* [WORK TO BE COMPLETED] The required answer is every line of the data containing the word "Unpaid".

[Source data]
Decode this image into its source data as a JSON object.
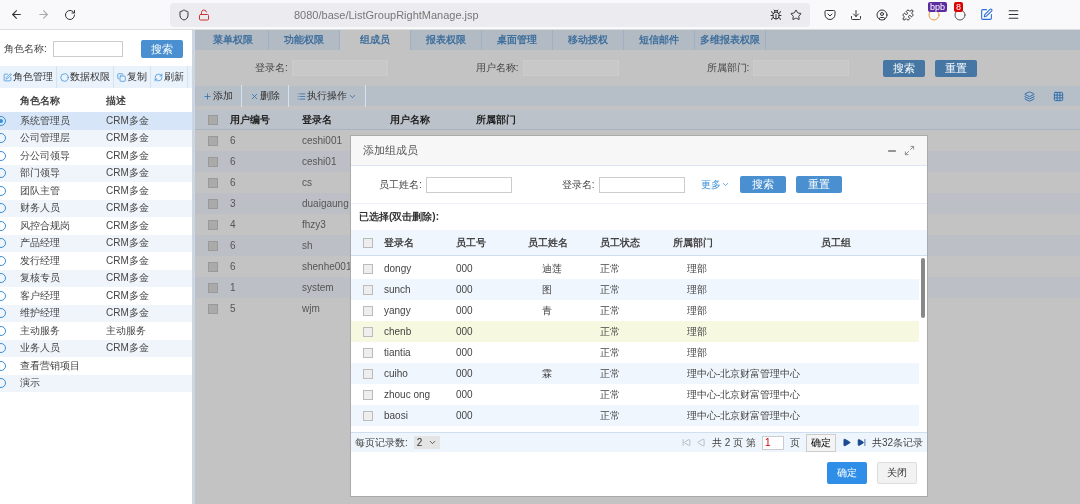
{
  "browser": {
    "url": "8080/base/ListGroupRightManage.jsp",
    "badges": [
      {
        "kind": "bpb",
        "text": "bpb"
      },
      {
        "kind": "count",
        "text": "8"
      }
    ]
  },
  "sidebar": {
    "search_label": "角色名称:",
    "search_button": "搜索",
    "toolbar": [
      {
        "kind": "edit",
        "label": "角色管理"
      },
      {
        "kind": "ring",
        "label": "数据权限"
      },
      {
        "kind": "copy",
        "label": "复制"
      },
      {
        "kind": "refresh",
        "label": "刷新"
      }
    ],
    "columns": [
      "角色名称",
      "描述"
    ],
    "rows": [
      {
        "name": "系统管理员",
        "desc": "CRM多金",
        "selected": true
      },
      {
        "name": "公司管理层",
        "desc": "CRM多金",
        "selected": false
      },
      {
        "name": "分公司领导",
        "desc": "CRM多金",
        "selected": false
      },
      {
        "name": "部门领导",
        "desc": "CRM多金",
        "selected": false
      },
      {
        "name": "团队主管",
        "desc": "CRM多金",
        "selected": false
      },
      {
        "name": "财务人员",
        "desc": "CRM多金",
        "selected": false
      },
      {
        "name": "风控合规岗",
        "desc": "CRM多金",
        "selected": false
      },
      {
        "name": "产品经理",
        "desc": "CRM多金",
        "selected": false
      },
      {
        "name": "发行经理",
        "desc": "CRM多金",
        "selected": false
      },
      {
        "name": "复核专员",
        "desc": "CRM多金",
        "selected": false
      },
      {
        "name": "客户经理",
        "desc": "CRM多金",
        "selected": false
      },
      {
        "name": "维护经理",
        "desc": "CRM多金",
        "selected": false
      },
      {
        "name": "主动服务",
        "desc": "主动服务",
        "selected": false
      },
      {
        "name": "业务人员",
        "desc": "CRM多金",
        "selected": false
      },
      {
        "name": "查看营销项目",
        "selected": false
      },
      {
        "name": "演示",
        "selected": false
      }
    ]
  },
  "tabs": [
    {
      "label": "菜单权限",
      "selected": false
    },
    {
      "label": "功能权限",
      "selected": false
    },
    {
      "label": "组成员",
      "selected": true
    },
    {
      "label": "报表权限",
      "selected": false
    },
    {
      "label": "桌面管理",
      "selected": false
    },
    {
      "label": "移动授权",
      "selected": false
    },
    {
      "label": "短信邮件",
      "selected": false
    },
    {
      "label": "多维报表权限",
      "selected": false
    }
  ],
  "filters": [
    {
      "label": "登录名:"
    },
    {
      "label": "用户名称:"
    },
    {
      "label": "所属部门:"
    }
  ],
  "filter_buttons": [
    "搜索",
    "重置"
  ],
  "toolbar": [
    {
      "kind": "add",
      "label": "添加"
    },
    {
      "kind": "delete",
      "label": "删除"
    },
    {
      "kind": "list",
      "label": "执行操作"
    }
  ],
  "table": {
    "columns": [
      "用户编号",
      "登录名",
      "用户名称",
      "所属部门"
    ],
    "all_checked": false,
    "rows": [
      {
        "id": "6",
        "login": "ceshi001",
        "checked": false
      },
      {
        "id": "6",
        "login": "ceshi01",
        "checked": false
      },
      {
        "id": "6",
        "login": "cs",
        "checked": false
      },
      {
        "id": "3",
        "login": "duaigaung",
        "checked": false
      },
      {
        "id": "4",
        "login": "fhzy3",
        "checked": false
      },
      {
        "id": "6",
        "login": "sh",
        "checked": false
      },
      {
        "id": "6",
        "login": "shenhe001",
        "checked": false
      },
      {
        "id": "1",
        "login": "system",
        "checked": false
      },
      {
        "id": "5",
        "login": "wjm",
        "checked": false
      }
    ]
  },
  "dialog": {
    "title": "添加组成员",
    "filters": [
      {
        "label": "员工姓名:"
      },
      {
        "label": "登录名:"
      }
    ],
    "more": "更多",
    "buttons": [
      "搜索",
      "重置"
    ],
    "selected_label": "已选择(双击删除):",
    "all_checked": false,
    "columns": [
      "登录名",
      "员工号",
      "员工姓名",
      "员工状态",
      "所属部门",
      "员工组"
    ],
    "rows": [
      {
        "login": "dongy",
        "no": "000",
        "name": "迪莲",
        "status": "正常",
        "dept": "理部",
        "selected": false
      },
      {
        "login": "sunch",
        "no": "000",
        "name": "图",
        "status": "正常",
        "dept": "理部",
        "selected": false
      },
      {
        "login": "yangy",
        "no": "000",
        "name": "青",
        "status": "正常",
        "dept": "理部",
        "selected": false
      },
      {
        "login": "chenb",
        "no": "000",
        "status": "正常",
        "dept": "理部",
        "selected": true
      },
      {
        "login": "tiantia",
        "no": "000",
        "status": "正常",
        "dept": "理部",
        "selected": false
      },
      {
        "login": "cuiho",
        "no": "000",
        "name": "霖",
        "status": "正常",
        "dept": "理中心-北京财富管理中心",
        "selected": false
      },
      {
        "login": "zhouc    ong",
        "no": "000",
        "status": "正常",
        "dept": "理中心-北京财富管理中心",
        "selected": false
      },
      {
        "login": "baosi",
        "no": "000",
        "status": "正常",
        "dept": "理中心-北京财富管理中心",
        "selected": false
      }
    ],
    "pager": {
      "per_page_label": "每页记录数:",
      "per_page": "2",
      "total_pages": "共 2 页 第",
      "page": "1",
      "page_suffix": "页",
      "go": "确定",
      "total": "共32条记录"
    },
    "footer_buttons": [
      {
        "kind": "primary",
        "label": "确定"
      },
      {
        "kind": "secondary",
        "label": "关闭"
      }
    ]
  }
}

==

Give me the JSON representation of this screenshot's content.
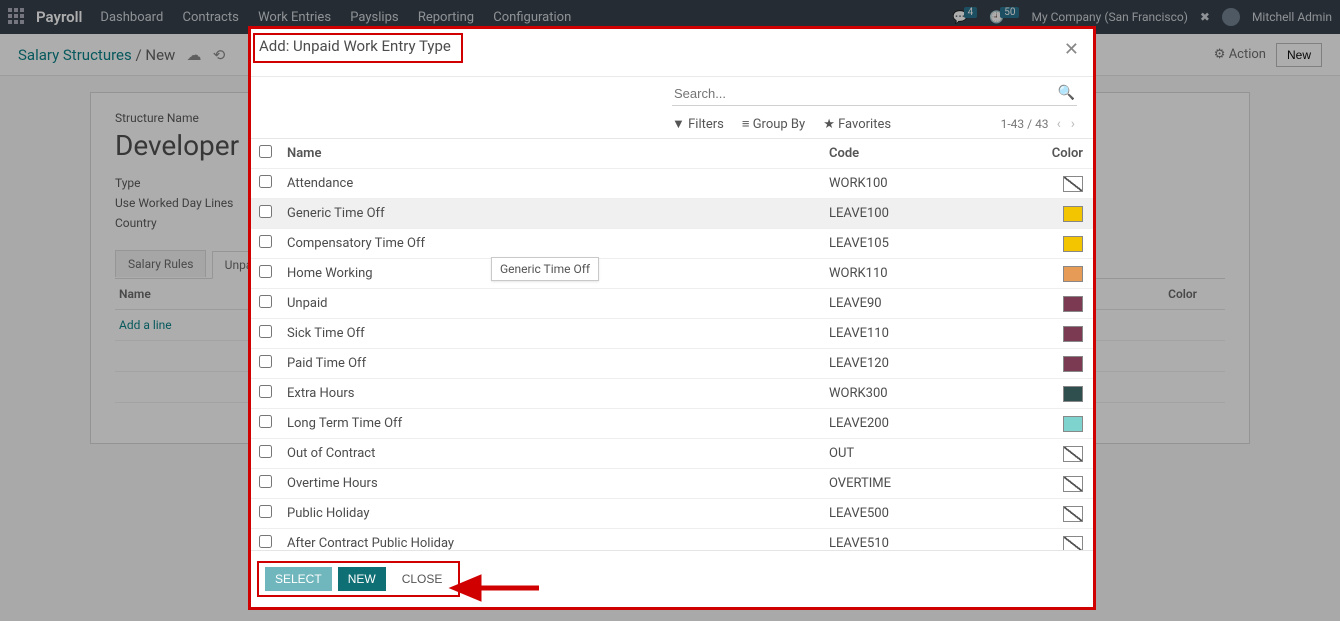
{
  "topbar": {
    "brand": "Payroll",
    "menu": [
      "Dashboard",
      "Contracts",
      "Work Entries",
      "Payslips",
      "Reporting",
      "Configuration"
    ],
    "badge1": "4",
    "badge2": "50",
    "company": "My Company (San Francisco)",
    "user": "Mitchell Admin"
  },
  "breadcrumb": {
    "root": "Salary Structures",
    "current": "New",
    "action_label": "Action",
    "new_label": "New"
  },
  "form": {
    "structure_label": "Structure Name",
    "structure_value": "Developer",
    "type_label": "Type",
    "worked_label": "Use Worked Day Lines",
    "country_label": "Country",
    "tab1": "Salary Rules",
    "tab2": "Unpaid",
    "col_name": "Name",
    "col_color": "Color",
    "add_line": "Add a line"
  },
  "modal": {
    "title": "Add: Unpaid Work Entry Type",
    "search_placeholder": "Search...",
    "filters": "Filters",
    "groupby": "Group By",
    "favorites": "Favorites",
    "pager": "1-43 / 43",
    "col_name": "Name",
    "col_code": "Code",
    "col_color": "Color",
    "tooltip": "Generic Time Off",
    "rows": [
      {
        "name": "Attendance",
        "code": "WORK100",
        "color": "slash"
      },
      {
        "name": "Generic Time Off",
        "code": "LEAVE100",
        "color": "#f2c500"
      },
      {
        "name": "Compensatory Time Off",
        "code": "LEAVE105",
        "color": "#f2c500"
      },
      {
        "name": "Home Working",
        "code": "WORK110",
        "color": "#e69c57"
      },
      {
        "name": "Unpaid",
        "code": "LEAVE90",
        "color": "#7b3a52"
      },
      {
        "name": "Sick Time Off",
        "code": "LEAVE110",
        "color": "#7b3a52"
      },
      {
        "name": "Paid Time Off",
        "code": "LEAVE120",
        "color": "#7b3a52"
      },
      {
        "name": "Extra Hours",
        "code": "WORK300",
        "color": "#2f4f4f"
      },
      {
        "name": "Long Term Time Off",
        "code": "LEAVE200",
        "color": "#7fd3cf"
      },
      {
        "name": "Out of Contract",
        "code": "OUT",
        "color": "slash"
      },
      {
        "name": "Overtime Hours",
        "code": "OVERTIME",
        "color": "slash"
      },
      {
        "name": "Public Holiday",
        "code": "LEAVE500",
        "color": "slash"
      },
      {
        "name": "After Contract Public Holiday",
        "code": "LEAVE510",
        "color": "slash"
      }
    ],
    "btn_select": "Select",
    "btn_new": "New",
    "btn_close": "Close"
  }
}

* [RESULT FOR THIS TASK]
    "tab2": "Unpaid",
    "title": "Add: Unpaid Work Entry Type",
        "name": "Unpaid",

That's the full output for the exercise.